Print the entire listing below word for word, excluding its pictures.

____

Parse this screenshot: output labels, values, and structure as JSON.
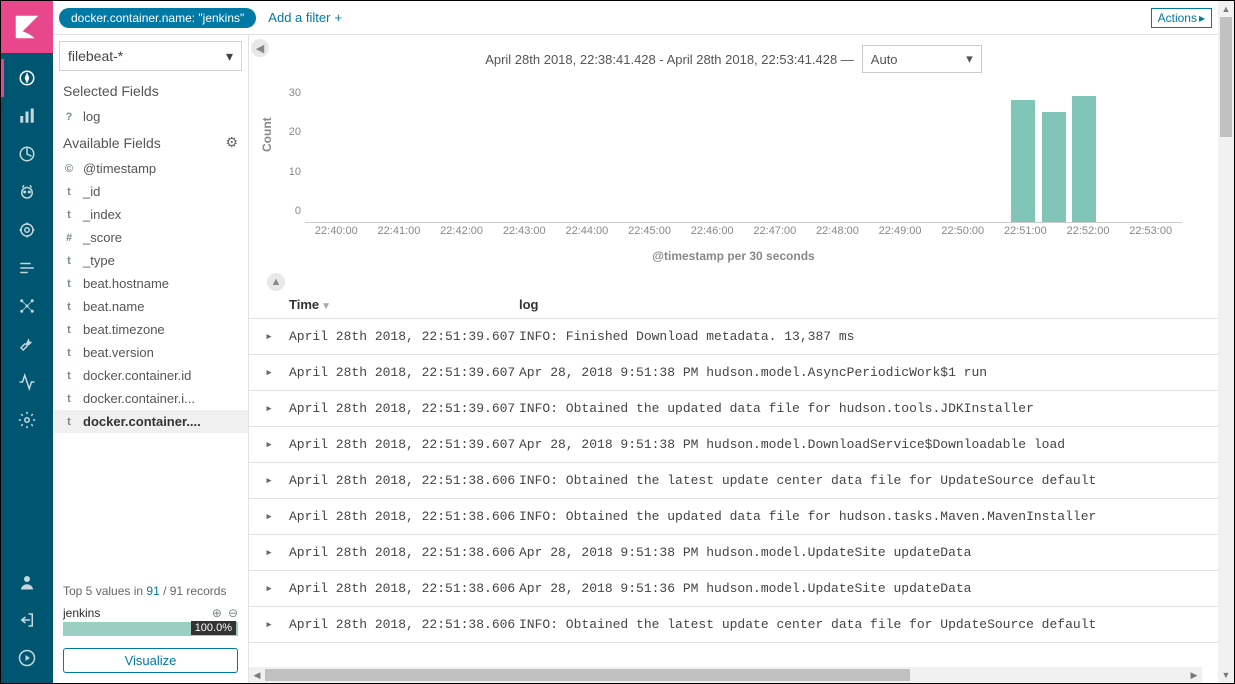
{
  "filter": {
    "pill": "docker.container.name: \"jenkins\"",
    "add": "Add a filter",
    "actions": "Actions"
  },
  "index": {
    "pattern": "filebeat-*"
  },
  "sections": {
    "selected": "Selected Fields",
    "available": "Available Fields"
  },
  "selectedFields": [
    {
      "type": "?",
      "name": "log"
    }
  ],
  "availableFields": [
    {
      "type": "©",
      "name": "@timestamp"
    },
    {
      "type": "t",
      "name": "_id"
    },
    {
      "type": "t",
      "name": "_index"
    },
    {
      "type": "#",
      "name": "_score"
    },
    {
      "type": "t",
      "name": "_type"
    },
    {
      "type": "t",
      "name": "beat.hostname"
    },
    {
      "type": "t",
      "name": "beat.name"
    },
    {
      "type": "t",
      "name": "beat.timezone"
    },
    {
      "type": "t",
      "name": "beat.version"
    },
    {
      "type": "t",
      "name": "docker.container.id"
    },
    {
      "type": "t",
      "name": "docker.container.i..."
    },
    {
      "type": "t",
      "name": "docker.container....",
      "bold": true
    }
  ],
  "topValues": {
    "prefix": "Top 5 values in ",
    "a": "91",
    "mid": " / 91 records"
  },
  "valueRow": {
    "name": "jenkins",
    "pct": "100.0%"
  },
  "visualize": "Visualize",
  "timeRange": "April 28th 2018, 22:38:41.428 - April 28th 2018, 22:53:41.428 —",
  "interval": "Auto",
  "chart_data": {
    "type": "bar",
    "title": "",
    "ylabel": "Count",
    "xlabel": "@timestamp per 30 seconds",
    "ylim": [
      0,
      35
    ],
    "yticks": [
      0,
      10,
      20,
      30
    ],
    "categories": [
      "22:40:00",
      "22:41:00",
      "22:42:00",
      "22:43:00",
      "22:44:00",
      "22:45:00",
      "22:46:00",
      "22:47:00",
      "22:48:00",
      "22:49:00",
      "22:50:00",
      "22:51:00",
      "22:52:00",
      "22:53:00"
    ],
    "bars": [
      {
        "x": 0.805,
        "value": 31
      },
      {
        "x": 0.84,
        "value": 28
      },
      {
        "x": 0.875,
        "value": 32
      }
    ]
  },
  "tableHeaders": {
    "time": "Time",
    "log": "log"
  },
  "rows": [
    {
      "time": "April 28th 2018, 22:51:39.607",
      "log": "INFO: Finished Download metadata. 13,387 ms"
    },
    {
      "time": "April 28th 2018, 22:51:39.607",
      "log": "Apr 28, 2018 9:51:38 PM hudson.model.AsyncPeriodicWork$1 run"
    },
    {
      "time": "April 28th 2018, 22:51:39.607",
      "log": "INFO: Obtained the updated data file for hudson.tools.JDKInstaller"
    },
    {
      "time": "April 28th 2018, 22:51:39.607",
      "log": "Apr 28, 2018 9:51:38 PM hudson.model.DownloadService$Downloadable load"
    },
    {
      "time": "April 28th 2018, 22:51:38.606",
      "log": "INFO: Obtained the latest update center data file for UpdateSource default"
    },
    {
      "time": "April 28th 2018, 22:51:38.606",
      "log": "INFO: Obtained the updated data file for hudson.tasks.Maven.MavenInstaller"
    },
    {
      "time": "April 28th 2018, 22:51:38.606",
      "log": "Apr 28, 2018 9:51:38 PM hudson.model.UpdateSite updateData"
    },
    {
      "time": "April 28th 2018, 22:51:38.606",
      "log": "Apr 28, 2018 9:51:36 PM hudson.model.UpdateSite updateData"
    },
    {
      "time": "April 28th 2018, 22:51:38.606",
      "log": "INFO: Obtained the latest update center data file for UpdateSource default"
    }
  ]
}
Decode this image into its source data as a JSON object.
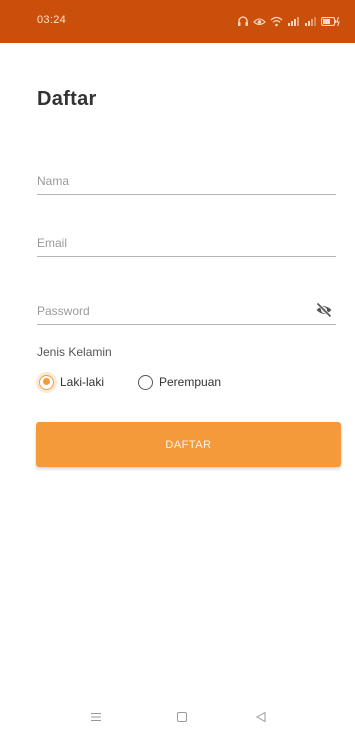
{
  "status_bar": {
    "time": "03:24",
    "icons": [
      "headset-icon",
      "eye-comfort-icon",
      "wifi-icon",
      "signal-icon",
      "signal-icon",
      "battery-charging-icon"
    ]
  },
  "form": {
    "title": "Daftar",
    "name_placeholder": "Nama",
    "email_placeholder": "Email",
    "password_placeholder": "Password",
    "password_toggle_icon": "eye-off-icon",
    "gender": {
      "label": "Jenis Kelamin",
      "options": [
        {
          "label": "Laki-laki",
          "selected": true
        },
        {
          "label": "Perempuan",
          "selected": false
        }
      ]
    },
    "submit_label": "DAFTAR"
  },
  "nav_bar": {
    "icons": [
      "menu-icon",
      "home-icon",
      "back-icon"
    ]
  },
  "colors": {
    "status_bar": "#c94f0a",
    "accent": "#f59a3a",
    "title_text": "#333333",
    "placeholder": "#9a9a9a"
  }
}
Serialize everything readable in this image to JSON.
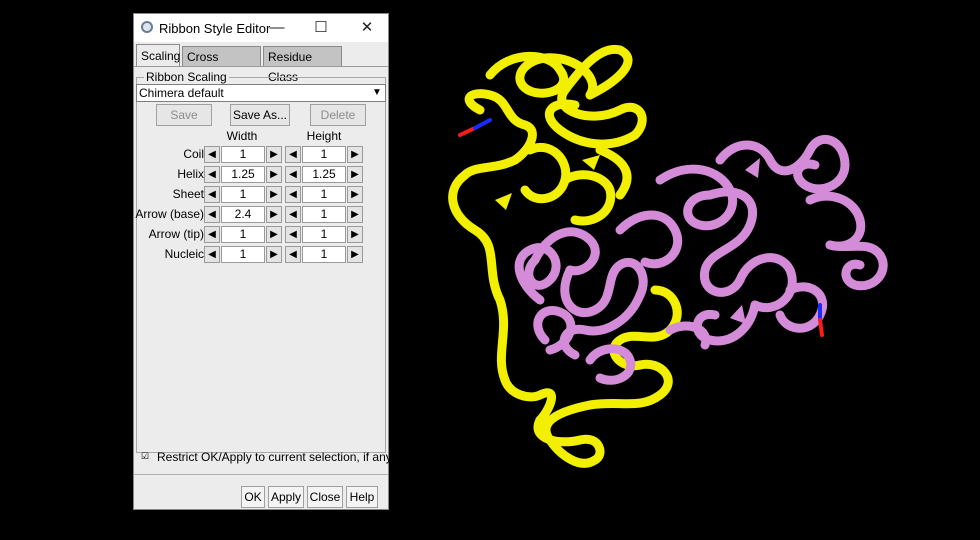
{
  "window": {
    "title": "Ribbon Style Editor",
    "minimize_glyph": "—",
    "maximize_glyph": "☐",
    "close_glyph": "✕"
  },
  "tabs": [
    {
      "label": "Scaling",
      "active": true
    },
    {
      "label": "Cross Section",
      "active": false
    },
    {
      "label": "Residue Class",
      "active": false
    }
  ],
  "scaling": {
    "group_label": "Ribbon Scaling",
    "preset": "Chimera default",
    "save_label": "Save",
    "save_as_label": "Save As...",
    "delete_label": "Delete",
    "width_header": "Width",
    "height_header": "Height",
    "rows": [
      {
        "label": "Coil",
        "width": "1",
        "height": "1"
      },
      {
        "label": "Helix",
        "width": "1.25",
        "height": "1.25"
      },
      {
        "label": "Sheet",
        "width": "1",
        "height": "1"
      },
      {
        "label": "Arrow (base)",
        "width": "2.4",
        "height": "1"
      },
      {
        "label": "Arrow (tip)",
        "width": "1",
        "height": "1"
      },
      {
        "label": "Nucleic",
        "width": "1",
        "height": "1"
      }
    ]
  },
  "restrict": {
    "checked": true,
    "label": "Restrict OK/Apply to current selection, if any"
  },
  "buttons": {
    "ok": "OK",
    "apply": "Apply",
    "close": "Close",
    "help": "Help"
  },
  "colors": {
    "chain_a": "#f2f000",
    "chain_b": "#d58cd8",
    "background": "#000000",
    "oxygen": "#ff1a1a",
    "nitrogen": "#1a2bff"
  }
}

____

**Result of the task**
Parse this screenshot: output labels, values, and structure as JSON.
{
  "filter": {
    "pill": "docker.container.name: \"jenkins\"",
    "add": "Add a filter",
    "actions": "Actions"
  },
  "index": {
    "pattern": "filebeat-*"
  },
  "sections": {
    "selected": "Selected Fields",
    "available": "Available Fields"
  },
  "selectedFields": [
    {
      "type": "?",
      "name": "log"
    }
  ],
  "availableFields": [
    {
      "type": "©",
      "name": "@timestamp"
    },
    {
      "type": "t",
      "name": "_id"
    },
    {
      "type": "t",
      "name": "_index"
    },
    {
      "type": "#",
      "name": "_score"
    },
    {
      "type": "t",
      "name": "_type"
    },
    {
      "type": "t",
      "name": "beat.hostname"
    },
    {
      "type": "t",
      "name": "beat.name"
    },
    {
      "type": "t",
      "name": "beat.timezone"
    },
    {
      "type": "t",
      "name": "beat.version"
    },
    {
      "type": "t",
      "name": "docker.container.id"
    },
    {
      "type": "t",
      "name": "docker.container.i..."
    },
    {
      "type": "t",
      "name": "docker.container....",
      "bold": true
    }
  ],
  "topValues": {
    "prefix": "Top 5 values in ",
    "a": "91",
    "mid": " / 91 records"
  },
  "valueRow": {
    "name": "jenkins",
    "pct": "100.0%"
  },
  "visualize": "Visualize",
  "timeRange": "April 28th 2018, 22:38:41.428 - April 28th 2018, 22:53:41.428 —",
  "interval": "Auto",
  "chart_data": {
    "type": "bar",
    "title": "",
    "ylabel": "Count",
    "xlabel": "@timestamp per 30 seconds",
    "ylim": [
      0,
      35
    ],
    "yticks": [
      0,
      10,
      20,
      30
    ],
    "categories": [
      "22:40:00",
      "22:41:00",
      "22:42:00",
      "22:43:00",
      "22:44:00",
      "22:45:00",
      "22:46:00",
      "22:47:00",
      "22:48:00",
      "22:49:00",
      "22:50:00",
      "22:51:00",
      "22:52:00",
      "22:53:00"
    ],
    "bars": [
      {
        "x": 0.805,
        "value": 31
      },
      {
        "x": 0.84,
        "value": 28
      },
      {
        "x": 0.875,
        "value": 32
      }
    ]
  },
  "tableHeaders": {
    "time": "Time",
    "log": "log"
  },
  "rows": [
    {
      "time": "April 28th 2018, 22:51:39.607",
      "log": "INFO: Finished Download metadata. 13,387 ms"
    },
    {
      "time": "April 28th 2018, 22:51:39.607",
      "log": "Apr 28, 2018 9:51:38 PM hudson.model.AsyncPeriodicWork$1 run"
    },
    {
      "time": "April 28th 2018, 22:51:39.607",
      "log": "INFO: Obtained the updated data file for hudson.tools.JDKInstaller"
    },
    {
      "time": "April 28th 2018, 22:51:39.607",
      "log": "Apr 28, 2018 9:51:38 PM hudson.model.DownloadService$Downloadable load"
    },
    {
      "time": "April 28th 2018, 22:51:38.606",
      "log": "INFO: Obtained the latest update center data file for UpdateSource default"
    },
    {
      "time": "April 28th 2018, 22:51:38.606",
      "log": "INFO: Obtained the updated data file for hudson.tasks.Maven.MavenInstaller"
    },
    {
      "time": "April 28th 2018, 22:51:38.606",
      "log": "Apr 28, 2018 9:51:38 PM hudson.model.UpdateSite updateData"
    },
    {
      "time": "April 28th 2018, 22:51:38.606",
      "log": "Apr 28, 2018 9:51:36 PM hudson.model.UpdateSite updateData"
    },
    {
      "time": "April 28th 2018, 22:51:38.606",
      "log": "INFO: Obtained the latest update center data file for UpdateSource default"
    }
  ]
}
Decode this image into its source data as a JSON object.
{
  "status_bar": {
    "time": "03:24",
    "icons": [
      "headset-icon",
      "eye-comfort-icon",
      "wifi-icon",
      "signal-icon",
      "signal-icon",
      "battery-charging-icon"
    ]
  },
  "form": {
    "title": "Daftar",
    "name_placeholder": "Nama",
    "email_placeholder": "Email",
    "password_placeholder": "Password",
    "password_toggle_icon": "eye-off-icon",
    "gender": {
      "label": "Jenis Kelamin",
      "options": [
        {
          "label": "Laki-laki",
          "selected": true
        },
        {
          "label": "Perempuan",
          "selected": false
        }
      ]
    },
    "submit_label": "DAFTAR"
  },
  "nav_bar": {
    "icons": [
      "menu-icon",
      "home-icon",
      "back-icon"
    ]
  },
  "colors": {
    "status_bar": "#c94f0a",
    "accent": "#f59a3a",
    "title_text": "#333333",
    "placeholder": "#9a9a9a"
  }
}
Serialize everything readable in this image to JSON.
{
  "window": {
    "title": "Ribbon Style Editor",
    "minimize_glyph": "—",
    "maximize_glyph": "☐",
    "close_glyph": "✕"
  },
  "tabs": [
    {
      "label": "Scaling",
      "active": true
    },
    {
      "label": "Cross Section",
      "active": false
    },
    {
      "label": "Residue Class",
      "active": false
    }
  ],
  "scaling": {
    "group_label": "Ribbon Scaling",
    "preset": "Chimera default",
    "save_label": "Save",
    "save_as_label": "Save As...",
    "delete_label": "Delete",
    "width_header": "Width",
    "height_header": "Height",
    "rows": [
      {
        "label": "Coil",
        "width": "1",
        "height": "1"
      },
      {
        "label": "Helix",
        "width": "1.25",
        "height": "1.25"
      },
      {
        "label": "Sheet",
        "width": "1",
        "height": "1"
      },
      {
        "label": "Arrow (base)",
        "width": "2.4",
        "height": "1"
      },
      {
        "label": "Arrow (tip)",
        "width": "1",
        "height": "1"
      },
      {
        "label": "Nucleic",
        "width": "1",
        "height": "1"
      }
    ]
  },
  "restrict": {
    "checked": true,
    "label": "Restrict OK/Apply to current selection, if any"
  },
  "buttons": {
    "ok": "OK",
    "apply": "Apply",
    "close": "Close",
    "help": "Help"
  },
  "colors": {
    "chain_a": "#f2f000",
    "chain_b": "#d58cd8",
    "background": "#000000",
    "oxygen": "#ff1a1a",
    "nitrogen": "#1a2bff"
  }
}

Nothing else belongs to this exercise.